Wherever the word "title" appears in a line of the records, copy that line.

————————

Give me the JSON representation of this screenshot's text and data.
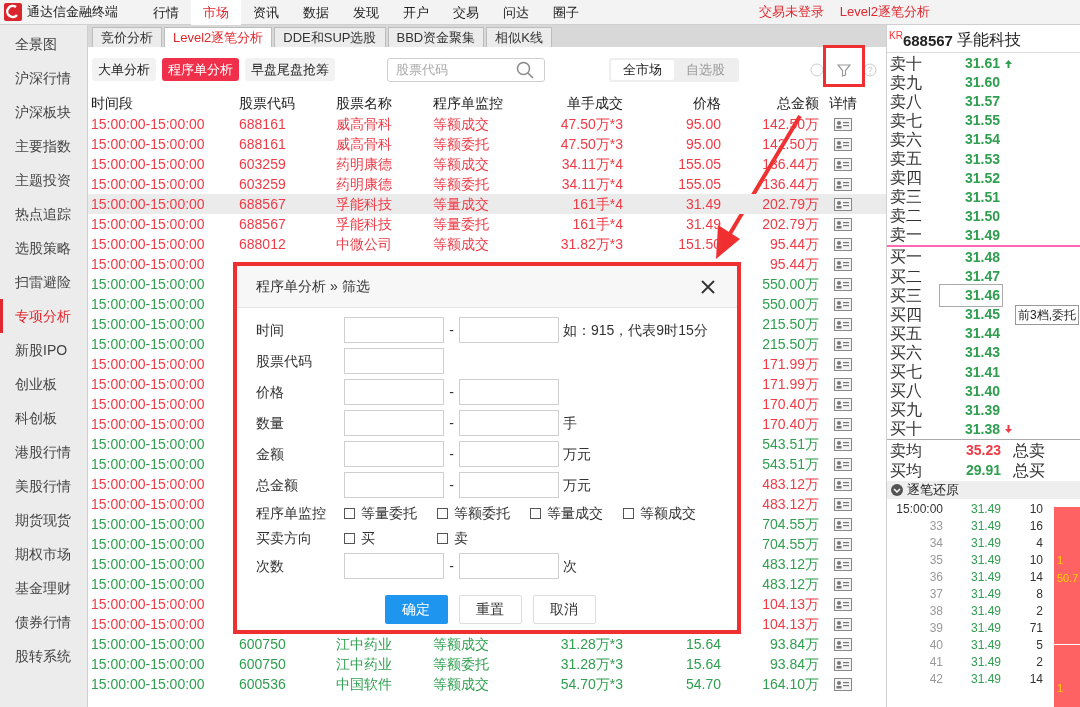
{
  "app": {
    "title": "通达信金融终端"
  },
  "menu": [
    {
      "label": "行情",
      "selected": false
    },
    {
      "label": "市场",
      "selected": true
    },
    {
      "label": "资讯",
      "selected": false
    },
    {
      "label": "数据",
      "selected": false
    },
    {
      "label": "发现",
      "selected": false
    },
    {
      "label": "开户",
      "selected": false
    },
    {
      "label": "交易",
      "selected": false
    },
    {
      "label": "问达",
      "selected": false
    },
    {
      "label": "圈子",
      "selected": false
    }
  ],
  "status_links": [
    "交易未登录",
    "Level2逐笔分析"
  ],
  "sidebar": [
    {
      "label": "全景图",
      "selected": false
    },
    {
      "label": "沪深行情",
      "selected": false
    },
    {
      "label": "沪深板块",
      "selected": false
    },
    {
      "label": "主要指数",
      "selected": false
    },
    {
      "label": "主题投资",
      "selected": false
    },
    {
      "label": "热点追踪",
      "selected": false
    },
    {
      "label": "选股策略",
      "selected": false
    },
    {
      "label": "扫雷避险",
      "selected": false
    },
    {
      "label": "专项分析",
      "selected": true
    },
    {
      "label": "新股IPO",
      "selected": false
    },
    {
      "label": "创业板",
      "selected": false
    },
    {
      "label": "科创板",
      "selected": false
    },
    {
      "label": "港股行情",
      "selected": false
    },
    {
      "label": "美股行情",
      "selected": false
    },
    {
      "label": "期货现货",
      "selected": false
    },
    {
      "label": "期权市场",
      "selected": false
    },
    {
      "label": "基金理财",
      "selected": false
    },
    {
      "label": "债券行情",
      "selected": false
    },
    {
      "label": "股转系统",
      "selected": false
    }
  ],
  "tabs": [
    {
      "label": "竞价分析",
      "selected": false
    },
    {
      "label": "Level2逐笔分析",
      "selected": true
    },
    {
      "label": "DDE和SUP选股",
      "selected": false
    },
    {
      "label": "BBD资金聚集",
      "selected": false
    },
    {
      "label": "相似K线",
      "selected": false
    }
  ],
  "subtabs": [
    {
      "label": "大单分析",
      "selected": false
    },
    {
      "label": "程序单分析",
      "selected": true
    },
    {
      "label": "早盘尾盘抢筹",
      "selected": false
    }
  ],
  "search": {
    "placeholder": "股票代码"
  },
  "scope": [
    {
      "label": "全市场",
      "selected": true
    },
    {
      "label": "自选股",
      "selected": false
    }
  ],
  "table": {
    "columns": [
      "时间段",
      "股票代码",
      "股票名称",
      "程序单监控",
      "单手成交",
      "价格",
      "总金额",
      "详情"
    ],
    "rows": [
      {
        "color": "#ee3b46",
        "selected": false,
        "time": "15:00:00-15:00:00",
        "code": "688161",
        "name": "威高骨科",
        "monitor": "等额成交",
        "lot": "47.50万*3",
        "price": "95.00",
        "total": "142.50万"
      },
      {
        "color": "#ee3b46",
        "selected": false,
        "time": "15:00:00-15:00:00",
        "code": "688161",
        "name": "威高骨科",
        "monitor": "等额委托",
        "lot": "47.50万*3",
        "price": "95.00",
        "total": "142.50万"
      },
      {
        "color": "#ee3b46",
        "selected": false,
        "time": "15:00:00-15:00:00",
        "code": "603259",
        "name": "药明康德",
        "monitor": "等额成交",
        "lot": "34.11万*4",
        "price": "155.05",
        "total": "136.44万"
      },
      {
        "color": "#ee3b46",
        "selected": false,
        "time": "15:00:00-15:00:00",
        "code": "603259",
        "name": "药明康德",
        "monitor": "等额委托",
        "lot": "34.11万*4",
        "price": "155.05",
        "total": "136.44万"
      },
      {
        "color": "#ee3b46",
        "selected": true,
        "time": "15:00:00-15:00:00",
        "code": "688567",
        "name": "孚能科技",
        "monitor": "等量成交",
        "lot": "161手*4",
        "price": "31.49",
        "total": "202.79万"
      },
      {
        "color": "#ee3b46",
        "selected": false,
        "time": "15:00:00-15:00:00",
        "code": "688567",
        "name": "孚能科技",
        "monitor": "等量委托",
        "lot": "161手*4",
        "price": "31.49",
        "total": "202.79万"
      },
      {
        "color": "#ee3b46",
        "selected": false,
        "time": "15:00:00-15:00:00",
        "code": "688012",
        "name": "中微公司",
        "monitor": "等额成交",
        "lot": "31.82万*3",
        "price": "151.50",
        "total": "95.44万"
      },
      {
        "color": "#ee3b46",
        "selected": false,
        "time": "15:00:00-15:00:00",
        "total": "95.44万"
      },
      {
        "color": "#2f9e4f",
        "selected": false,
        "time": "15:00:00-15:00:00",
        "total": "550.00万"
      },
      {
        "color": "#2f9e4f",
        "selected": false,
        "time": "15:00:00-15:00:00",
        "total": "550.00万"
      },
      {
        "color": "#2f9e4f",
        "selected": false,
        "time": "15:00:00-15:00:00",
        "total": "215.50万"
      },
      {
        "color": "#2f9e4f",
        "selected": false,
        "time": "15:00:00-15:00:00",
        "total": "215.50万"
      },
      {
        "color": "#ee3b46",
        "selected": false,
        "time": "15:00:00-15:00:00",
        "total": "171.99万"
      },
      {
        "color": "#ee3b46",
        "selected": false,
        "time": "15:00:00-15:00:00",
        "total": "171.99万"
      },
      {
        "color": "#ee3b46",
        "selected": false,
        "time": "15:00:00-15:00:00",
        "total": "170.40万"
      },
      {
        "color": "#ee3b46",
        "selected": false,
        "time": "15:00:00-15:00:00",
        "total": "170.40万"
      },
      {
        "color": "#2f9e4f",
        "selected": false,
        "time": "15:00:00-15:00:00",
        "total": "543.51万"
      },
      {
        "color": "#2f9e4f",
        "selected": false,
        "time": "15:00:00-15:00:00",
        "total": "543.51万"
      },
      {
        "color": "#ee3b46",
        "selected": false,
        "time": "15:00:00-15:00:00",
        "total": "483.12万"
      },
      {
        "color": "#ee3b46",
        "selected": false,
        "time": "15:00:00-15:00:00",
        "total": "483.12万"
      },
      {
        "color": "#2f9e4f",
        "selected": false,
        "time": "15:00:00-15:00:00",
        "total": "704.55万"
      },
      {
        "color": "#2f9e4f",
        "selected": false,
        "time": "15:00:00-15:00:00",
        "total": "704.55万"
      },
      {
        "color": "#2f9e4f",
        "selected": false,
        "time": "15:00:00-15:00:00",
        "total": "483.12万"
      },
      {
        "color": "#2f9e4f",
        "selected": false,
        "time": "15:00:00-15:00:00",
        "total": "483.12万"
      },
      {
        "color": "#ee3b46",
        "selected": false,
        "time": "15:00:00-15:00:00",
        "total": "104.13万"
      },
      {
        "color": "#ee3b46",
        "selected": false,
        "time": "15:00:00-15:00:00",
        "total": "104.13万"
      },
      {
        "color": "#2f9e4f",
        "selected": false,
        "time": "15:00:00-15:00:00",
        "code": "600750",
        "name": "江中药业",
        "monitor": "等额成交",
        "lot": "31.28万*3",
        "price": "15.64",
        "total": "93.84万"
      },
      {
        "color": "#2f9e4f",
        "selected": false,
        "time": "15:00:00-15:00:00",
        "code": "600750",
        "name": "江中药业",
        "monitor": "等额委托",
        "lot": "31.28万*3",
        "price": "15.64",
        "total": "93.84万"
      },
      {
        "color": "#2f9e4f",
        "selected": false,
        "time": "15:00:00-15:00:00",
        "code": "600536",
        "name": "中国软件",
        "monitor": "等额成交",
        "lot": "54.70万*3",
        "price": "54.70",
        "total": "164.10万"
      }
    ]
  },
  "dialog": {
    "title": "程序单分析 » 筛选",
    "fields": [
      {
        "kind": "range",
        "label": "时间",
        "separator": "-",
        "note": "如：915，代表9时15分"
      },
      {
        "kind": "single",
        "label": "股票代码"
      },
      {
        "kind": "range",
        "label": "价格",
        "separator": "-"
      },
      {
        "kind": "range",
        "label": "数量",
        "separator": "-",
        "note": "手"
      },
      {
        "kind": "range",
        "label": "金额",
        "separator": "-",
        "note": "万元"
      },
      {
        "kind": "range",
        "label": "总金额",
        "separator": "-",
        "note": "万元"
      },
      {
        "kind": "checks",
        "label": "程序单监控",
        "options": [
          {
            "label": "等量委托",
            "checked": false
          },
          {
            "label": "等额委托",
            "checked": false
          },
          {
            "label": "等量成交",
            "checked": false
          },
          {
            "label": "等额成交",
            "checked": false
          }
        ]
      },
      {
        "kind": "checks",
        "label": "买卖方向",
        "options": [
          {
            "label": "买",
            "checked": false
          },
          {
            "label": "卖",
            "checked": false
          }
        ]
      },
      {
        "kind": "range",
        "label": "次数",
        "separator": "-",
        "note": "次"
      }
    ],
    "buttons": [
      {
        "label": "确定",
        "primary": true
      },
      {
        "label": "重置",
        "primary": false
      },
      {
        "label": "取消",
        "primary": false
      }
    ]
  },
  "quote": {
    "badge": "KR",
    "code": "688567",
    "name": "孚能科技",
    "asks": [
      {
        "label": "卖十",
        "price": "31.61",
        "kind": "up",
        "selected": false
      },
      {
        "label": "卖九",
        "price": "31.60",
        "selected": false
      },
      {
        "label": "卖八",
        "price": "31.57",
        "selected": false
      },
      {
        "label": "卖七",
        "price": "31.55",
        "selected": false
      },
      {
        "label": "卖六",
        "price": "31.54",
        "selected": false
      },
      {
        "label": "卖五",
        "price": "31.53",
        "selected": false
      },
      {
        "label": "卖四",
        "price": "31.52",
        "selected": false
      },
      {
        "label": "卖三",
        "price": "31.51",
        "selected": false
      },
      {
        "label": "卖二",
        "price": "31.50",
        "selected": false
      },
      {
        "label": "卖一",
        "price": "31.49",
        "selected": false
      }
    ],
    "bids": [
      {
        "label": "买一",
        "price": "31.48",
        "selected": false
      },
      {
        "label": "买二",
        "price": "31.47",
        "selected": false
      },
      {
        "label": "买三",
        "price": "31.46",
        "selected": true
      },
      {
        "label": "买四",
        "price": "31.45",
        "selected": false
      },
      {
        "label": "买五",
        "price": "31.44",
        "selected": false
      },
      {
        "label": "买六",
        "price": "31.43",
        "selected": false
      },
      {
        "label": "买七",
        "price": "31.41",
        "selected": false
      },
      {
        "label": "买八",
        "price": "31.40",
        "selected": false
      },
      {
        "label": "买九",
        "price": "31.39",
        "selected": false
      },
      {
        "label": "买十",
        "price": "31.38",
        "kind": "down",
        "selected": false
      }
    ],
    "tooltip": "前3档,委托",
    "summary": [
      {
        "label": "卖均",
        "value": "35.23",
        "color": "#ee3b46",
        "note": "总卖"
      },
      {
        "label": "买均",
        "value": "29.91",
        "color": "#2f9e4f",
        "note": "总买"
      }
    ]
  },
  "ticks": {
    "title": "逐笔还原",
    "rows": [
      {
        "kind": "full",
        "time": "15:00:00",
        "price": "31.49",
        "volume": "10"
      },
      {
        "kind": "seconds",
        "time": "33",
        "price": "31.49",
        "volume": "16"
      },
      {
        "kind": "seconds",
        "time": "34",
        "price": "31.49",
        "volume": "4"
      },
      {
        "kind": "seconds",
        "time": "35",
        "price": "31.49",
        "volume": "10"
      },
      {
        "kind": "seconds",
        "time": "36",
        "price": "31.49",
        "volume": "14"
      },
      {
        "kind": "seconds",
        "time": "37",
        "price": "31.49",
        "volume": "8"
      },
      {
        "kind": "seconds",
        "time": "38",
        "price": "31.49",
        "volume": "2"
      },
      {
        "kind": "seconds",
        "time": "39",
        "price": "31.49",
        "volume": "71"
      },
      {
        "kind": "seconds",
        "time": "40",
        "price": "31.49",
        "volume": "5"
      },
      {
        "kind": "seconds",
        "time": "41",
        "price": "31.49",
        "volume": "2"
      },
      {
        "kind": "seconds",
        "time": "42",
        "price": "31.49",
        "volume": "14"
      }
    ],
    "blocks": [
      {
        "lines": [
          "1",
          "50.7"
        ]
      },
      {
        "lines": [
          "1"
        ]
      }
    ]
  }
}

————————

● **OUTPUT OF THE TASK**
    "title": "通达信金融终端"
    "title": "程序单分析 » 筛选",
    "title": "逐笔还原",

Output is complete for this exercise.